Exercise brief:
Exact copies of all the entries are required.

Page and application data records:
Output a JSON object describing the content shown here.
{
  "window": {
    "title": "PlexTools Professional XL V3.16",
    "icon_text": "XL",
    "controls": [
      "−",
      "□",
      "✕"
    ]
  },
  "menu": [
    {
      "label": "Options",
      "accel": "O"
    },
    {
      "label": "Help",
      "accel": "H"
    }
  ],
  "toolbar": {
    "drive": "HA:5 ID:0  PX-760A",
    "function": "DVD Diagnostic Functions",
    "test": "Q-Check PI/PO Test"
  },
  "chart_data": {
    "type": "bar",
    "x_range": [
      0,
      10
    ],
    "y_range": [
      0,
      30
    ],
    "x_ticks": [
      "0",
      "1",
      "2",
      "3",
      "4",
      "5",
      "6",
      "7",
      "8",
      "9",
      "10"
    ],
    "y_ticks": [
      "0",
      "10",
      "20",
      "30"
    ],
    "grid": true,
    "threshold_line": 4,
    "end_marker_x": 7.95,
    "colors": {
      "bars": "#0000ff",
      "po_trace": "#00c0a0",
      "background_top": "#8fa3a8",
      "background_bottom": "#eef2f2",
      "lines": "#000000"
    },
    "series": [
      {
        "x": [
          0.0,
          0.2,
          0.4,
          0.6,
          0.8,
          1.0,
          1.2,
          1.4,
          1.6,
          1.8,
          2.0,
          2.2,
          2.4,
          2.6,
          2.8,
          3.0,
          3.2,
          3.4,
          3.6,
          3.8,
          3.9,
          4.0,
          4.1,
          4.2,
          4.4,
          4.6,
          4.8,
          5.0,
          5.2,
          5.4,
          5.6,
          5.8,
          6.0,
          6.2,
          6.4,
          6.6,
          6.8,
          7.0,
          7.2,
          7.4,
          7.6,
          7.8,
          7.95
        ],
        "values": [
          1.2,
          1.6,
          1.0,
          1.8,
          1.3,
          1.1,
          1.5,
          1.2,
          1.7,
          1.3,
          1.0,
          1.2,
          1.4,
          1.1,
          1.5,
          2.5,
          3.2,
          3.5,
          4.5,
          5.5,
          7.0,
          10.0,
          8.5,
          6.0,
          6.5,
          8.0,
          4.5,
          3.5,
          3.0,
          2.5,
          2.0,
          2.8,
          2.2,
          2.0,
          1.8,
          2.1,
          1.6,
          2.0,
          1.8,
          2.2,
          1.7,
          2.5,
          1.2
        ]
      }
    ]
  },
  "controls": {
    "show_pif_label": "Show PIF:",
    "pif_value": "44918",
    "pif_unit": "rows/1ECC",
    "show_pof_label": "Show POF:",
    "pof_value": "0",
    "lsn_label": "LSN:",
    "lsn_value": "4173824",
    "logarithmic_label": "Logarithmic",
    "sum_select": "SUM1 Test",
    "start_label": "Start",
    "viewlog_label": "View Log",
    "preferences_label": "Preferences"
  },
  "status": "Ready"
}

Solution below:
Output a JSON object describing the content shown here.
{
  "window": {
    "title": "PlexTools Professional XL V3.16",
    "icon_text": "XL",
    "controls": [
      "−",
      "□",
      "✕"
    ]
  },
  "menu": [
    {
      "label": "Options",
      "accel": "O"
    },
    {
      "label": "Help",
      "accel": "H"
    }
  ],
  "toolbar": {
    "drive": "HA:5 ID:0  PX-760A",
    "function": "DVD Diagnostic Functions",
    "test": "Q-Check PI/PO Test"
  },
  "chart_data": {
    "type": "bar",
    "x_range": [
      0,
      10
    ],
    "y_range": [
      0,
      30
    ],
    "x_ticks": [
      "0",
      "1",
      "2",
      "3",
      "4",
      "5",
      "6",
      "7",
      "8",
      "9",
      "10"
    ],
    "y_ticks": [
      "0",
      "10",
      "20",
      "30"
    ],
    "grid": true,
    "threshold_line": 4,
    "end_marker_x": 7.95,
    "colors": {
      "bars": "#0000ff",
      "po_trace": "#00c0a0",
      "background_top": "#8fa3a8",
      "background_bottom": "#eef2f2",
      "lines": "#000000"
    },
    "series": [
      {
        "x": [
          0.0,
          0.2,
          0.4,
          0.6,
          0.8,
          1.0,
          1.2,
          1.4,
          1.6,
          1.8,
          2.0,
          2.2,
          2.4,
          2.6,
          2.8,
          3.0,
          3.2,
          3.4,
          3.6,
          3.8,
          3.9,
          4.0,
          4.1,
          4.2,
          4.4,
          4.6,
          4.8,
          5.0,
          5.2,
          5.4,
          5.6,
          5.8,
          6.0,
          6.2,
          6.4,
          6.6,
          6.8,
          7.0,
          7.2,
          7.4,
          7.6,
          7.8,
          7.95
        ],
        "values": [
          1.2,
          1.6,
          1.0,
          1.8,
          1.3,
          1.1,
          1.5,
          1.2,
          1.7,
          1.3,
          1.0,
          1.2,
          1.4,
          1.1,
          1.5,
          2.5,
          3.2,
          3.5,
          4.5,
          5.5,
          7.0,
          10.0,
          8.5,
          6.0,
          6.5,
          8.0,
          4.5,
          3.5,
          3.0,
          2.5,
          2.0,
          2.8,
          2.2,
          2.0,
          1.8,
          2.1,
          1.6,
          2.0,
          1.8,
          2.2,
          1.7,
          2.5,
          1.2
        ]
      }
    ]
  },
  "controls": {
    "show_pif_label": "Show PIF:",
    "pif_value": "44918",
    "pif_unit": "rows/1ECC",
    "show_pof_label": "Show POF:",
    "pof_value": "0",
    "lsn_label": "LSN:",
    "lsn_value": "4173824",
    "logarithmic_label": "Logarithmic",
    "sum_select": "SUM1 Test",
    "start_label": "Start",
    "viewlog_label": "View Log",
    "preferences_label": "Preferences"
  },
  "status": "Ready"
}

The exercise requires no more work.